At five years old, he’s capable of helping, but I struggle to gauge how much I can reasonably ask of him. I do know this: I don’t want him to grow into one of those twenty-something dudes who leaves his dirty socks everywhere and whose toilet seat is covered in dried-up pee drips, with random pubic hairs stuck to everything. And so on Sunday, I asked him to help me with the laundry by folding his own.

He did a beautiful systematic job—it was his own system, but it was a fine one. He laid each shirt on the carpet, turned in the sleeves, and then tidily folded it into thirds. The result was a uniquely folded shirt with a few floor crumbs on it. I was happy with that, and so was he. Stump napped in the next room, out of our way for once, and together we amassed a pile of folded clothes on the sofa. I felt great, imagining my future twenty-something son whose bathroom would gleam and smell like lemons.

Stump woke up just as we were finishing the pile, and I warned Smoke that he better put his clothes away quickly, lest all of his hard work be undone. But Smoke decided he wanted to practice jumping over his pile of folded clothes rather than put them away. And meanwhile Stump, like a good bobcat, systematically thrashed at everything in his path.

It seems like such a little thing right now as I write it. My five-year-old had an interest in folding his clothes, but not enough persistence to put them away.

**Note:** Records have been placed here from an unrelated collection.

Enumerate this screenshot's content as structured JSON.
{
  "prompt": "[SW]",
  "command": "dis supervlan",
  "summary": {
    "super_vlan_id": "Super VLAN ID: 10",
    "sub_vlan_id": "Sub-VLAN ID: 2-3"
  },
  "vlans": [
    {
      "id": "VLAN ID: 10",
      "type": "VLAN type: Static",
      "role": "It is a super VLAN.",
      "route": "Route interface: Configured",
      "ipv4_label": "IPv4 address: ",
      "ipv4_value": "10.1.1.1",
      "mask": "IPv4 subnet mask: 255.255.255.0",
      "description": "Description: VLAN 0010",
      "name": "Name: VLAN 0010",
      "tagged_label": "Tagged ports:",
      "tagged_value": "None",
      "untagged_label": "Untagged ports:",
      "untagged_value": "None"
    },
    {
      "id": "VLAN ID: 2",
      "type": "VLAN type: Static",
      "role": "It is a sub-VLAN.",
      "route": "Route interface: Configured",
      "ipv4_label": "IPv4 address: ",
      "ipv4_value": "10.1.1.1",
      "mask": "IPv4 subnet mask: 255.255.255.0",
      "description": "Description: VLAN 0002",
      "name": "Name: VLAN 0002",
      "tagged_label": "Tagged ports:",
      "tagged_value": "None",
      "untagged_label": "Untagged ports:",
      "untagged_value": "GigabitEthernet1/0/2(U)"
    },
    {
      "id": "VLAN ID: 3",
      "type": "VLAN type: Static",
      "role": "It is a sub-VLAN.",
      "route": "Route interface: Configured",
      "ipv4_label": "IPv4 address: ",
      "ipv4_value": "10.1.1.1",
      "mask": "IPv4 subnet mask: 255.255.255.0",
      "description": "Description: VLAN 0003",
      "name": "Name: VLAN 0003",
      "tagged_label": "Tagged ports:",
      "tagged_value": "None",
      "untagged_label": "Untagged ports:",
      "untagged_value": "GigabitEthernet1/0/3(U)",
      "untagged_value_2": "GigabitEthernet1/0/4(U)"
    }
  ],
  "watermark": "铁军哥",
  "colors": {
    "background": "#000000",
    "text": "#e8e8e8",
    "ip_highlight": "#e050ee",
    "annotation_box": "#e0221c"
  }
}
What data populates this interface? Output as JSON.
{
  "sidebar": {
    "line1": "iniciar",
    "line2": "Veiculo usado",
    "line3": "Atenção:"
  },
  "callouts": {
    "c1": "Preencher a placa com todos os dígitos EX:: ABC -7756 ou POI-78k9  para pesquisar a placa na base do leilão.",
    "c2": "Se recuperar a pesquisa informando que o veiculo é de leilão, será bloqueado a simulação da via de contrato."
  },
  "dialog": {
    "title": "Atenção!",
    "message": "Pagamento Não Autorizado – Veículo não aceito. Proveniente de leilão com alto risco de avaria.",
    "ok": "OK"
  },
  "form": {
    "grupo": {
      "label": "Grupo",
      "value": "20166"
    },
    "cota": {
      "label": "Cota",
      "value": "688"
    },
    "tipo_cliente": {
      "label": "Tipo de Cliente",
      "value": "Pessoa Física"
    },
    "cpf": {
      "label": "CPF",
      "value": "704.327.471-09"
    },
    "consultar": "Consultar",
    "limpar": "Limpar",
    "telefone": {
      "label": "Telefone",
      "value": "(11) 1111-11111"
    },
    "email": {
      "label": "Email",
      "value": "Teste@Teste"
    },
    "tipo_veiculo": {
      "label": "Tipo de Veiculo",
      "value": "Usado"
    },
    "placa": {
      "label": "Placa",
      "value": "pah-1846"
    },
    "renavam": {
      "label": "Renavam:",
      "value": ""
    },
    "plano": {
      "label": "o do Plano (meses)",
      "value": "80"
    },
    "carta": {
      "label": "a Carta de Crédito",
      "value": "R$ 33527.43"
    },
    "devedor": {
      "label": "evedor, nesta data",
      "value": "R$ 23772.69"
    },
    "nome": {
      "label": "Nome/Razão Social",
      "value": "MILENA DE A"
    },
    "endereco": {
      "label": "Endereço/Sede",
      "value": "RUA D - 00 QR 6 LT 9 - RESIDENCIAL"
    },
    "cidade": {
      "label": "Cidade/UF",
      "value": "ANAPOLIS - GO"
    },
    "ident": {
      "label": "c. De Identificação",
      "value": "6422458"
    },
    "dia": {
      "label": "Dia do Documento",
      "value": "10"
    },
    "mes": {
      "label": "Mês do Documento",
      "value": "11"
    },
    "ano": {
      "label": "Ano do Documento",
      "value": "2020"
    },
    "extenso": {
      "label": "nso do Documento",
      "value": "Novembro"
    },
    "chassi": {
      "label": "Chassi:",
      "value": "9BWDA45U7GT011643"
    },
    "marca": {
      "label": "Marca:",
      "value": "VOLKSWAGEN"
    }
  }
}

That seems both clear and reasonable to me now. But in the moment it was terrible.

“Honey, stop jumping. Put your clothes away,” I told him, but he continued on as if he hadn’t heard me. More clothes were falling off the couch. It didn’t bother him in the slightest that his work had been undone. He was happy.

“Put your clothes away. Now.” I couldn’t bear his happiness. What would I do? Re-fold the clothes? Put them away myself? Resign myself to raising a son who would make future partners do all the cleaning? “This Is Not Okay.”


Because he was ignoring me, I began to storm around the house, angrily putting away laundry. Smoke pays attention when I storm, but that doesn’t mean he cooperates. He escalates. He launched pillows at me; he shouted and cried. The whole thing ended with him curled in a ball on the couch to avoid me. I grabbed Stump and stood on the front porch, trying to let my breathing calm me, while Stump pulled on my shirt and my face, desperate to walk out into the rain. But my breathing wouldn’t calm me.

It was true that I was deeply, deeply sorry, but I couldn’t extract my sorry-ness from my bitterness. I didn’t apologize. Neither did Smoke. Instead, Kellie came home and I complained to her. “If you find yourself in a power struggle with five-year-old,” I’d tell her later, “you know that you’ve already lost.” The bitterness lasted into the night and as I put Smoke to bed, I felt awful. I had to say sorry; I wasn’t ready to say sorry. Mostly, I was mad at myself for taking what had been a rare moment  where chores feel like fun and killing it dead.

The next morning, the awfulness had cleared and I said it over breakfast. “I’m so sorry that I yelled about the laundry yesterday. I wasn’t being nice at all.”  Smoke looked up from his toast. “What?” he asked. He couldn’t remember what I was talking about. It didn’t matter. I still felt better after saying it.